Data records for software interfaces
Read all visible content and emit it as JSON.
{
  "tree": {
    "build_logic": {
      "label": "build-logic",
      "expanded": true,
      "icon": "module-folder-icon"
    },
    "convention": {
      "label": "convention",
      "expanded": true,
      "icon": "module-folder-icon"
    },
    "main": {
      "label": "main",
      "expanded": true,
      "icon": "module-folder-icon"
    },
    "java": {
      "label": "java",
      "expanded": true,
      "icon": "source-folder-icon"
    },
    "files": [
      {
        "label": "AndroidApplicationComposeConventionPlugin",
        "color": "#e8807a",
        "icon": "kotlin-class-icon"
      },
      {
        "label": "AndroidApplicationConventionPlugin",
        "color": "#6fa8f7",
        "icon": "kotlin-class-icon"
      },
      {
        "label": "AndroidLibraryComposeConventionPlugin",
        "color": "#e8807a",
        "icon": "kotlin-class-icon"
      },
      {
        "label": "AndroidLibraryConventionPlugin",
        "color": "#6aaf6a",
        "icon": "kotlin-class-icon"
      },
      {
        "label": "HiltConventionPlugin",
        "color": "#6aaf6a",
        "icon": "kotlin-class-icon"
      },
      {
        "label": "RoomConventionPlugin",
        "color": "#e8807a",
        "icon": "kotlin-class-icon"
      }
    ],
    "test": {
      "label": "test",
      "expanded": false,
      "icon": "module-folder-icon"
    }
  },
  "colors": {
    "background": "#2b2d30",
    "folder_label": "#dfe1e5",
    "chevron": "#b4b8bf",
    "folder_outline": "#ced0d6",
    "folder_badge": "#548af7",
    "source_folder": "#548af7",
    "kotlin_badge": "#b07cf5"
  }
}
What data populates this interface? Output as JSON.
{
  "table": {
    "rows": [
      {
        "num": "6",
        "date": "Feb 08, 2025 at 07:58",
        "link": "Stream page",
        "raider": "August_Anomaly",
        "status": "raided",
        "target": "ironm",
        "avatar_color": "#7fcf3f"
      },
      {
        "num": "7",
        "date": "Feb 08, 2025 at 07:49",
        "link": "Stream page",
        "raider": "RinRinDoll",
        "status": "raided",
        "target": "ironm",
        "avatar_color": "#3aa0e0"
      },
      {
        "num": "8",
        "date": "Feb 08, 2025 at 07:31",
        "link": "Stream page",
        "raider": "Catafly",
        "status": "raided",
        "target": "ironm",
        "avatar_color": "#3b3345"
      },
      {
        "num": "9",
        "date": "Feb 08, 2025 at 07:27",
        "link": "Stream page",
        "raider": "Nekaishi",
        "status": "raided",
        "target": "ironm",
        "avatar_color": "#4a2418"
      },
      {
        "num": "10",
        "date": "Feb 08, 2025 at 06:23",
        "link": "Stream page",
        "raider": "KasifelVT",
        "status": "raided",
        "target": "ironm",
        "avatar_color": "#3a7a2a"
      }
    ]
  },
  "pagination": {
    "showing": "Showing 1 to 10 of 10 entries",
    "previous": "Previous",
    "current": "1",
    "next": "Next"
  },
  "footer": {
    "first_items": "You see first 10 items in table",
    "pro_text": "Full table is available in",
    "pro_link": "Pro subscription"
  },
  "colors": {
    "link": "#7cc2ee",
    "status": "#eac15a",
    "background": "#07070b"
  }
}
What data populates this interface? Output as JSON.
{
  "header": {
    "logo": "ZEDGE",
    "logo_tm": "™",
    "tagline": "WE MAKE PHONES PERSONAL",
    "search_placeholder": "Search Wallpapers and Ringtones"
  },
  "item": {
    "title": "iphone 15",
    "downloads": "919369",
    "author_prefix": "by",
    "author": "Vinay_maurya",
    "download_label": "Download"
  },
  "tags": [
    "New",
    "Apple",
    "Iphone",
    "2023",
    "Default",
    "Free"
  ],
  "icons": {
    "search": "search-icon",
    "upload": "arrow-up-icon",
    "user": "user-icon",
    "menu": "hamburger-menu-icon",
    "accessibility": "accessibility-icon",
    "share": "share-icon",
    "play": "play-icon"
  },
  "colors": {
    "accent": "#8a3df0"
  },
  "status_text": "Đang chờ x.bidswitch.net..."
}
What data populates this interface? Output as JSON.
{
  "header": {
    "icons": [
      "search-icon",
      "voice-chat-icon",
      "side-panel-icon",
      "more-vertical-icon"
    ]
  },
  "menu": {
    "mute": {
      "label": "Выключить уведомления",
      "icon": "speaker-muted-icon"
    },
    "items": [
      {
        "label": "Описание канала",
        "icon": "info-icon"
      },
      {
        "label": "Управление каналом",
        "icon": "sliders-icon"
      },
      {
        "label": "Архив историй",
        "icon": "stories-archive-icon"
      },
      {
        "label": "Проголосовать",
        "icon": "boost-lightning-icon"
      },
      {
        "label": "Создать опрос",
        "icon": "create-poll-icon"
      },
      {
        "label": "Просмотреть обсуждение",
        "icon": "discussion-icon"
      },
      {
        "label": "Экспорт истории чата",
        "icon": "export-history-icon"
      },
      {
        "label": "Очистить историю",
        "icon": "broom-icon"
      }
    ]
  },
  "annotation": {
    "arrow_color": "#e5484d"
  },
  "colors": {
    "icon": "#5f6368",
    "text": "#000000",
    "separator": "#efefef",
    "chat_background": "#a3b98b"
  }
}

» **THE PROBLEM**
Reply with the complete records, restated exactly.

» **EXERCISE RESULT**
Read all visible content and emit it as JSON.
{
  "tree": {
    "build_logic": {
      "label": "build-logic",
      "expanded": true,
      "icon": "module-folder-icon"
    },
    "convention": {
      "label": "convention",
      "expanded": true,
      "icon": "module-folder-icon"
    },
    "main": {
      "label": "main",
      "expanded": true,
      "icon": "module-folder-icon"
    },
    "java": {
      "label": "java",
      "expanded": true,
      "icon": "source-folder-icon"
    },
    "files": [
      {
        "label": "AndroidApplicationComposeConventionPlugin",
        "color": "#e8807a",
        "icon": "kotlin-class-icon"
      },
      {
        "label": "AndroidApplicationConventionPlugin",
        "color": "#6fa8f7",
        "icon": "kotlin-class-icon"
      },
      {
        "label": "AndroidLibraryComposeConventionPlugin",
        "color": "#e8807a",
        "icon": "kotlin-class-icon"
      },
      {
        "label": "AndroidLibraryConventionPlugin",
        "color": "#6aaf6a",
        "icon": "kotlin-class-icon"
      },
      {
        "label": "HiltConventionPlugin",
        "color": "#6aaf6a",
        "icon": "kotlin-class-icon"
      },
      {
        "label": "RoomConventionPlugin",
        "color": "#e8807a",
        "icon": "kotlin-class-icon"
      }
    ],
    "test": {
      "label": "test",
      "expanded": false,
      "icon": "module-folder-icon"
    }
  },
  "colors": {
    "background": "#2b2d30",
    "folder_label": "#dfe1e5",
    "chevron": "#b4b8bf",
    "folder_outline": "#ced0d6",
    "folder_badge": "#548af7",
    "source_folder": "#548af7",
    "kotlin_badge": "#b07cf5"
  }
}
What data populates this interface? Output as JSON.
{
  "table": {
    "rows": [
      {
        "num": "6",
        "date": "Feb 08, 2025 at 07:58",
        "link": "Stream page",
        "raider": "August_Anomaly",
        "status": "raided",
        "target": "ironm",
        "avatar_color": "#7fcf3f"
      },
      {
        "num": "7",
        "date": "Feb 08, 2025 at 07:49",
        "link": "Stream page",
        "raider": "RinRinDoll",
        "status": "raided",
        "target": "ironm",
        "avatar_color": "#3aa0e0"
      },
      {
        "num": "8",
        "date": "Feb 08, 2025 at 07:31",
        "link": "Stream page",
        "raider": "Catafly",
        "status": "raided",
        "target": "ironm",
        "avatar_color": "#3b3345"
      },
      {
        "num": "9",
        "date": "Feb 08, 2025 at 07:27",
        "link": "Stream page",
        "raider": "Nekaishi",
        "status": "raided",
        "target": "ironm",
        "avatar_color": "#4a2418"
      },
      {
        "num": "10",
        "date": "Feb 08, 2025 at 06:23",
        "link": "Stream page",
        "raider": "KasifelVT",
        "status": "raided",
        "target": "ironm",
        "avatar_color": "#3a7a2a"
      }
    ]
  },
  "pagination": {
    "showing": "Showing 1 to 10 of 10 entries",
    "previous": "Previous",
    "current": "1",
    "next": "Next"
  },
  "footer": {
    "first_items": "You see first 10 items in table",
    "pro_text": "Full table is available in",
    "pro_link": "Pro subscription"
  },
  "colors": {
    "link": "#7cc2ee",
    "status": "#eac15a",
    "background": "#07070b"
  }
}
What data populates this interface? Output as JSON.
{
  "header": {
    "logo": "ZEDGE",
    "logo_tm": "™",
    "tagline": "WE MAKE PHONES PERSONAL",
    "search_placeholder": "Search Wallpapers and Ringtones"
  },
  "item": {
    "title": "iphone 15",
    "downloads": "919369",
    "author_prefix": "by",
    "author": "Vinay_maurya",
    "download_label": "Download"
  },
  "tags": [
    "New",
    "Apple",
    "Iphone",
    "2023",
    "Default",
    "Free"
  ],
  "icons": {
    "search": "search-icon",
    "upload": "arrow-up-icon",
    "user": "user-icon",
    "menu": "hamburger-menu-icon",
    "accessibility": "accessibility-icon",
    "share": "share-icon",
    "play": "play-icon"
  },
  "colors": {
    "accent": "#8a3df0"
  },
  "status_text": "Đang chờ x.bidswitch.net..."
}
What data populates this interface? Output as JSON.
{
  "header": {
    "icons": [
      "search-icon",
      "voice-chat-icon",
      "side-panel-icon",
      "more-vertical-icon"
    ]
  },
  "menu": {
    "mute": {
      "label": "Выключить уведомления",
      "icon": "speaker-muted-icon"
    },
    "items": [
      {
        "label": "Описание канала",
        "icon": "info-icon"
      },
      {
        "label": "Управление каналом",
        "icon": "sliders-icon"
      },
      {
        "label": "Архив историй",
        "icon": "stories-archive-icon"
      },
      {
        "label": "Проголосовать",
        "icon": "boost-lightning-icon"
      },
      {
        "label": "Создать опрос",
        "icon": "create-poll-icon"
      },
      {
        "label": "Просмотреть обсуждение",
        "icon": "discussion-icon"
      },
      {
        "label": "Экспорт истории чата",
        "icon": "export-history-icon"
      },
      {
        "label": "Очистить историю",
        "icon": "broom-icon"
      }
    ]
  },
  "annotation": {
    "arrow_color": "#e5484d"
  },
  "colors": {
    "icon": "#5f6368",
    "text": "#000000",
    "separator": "#efefef",
    "chat_background": "#a3b98b"
  }
}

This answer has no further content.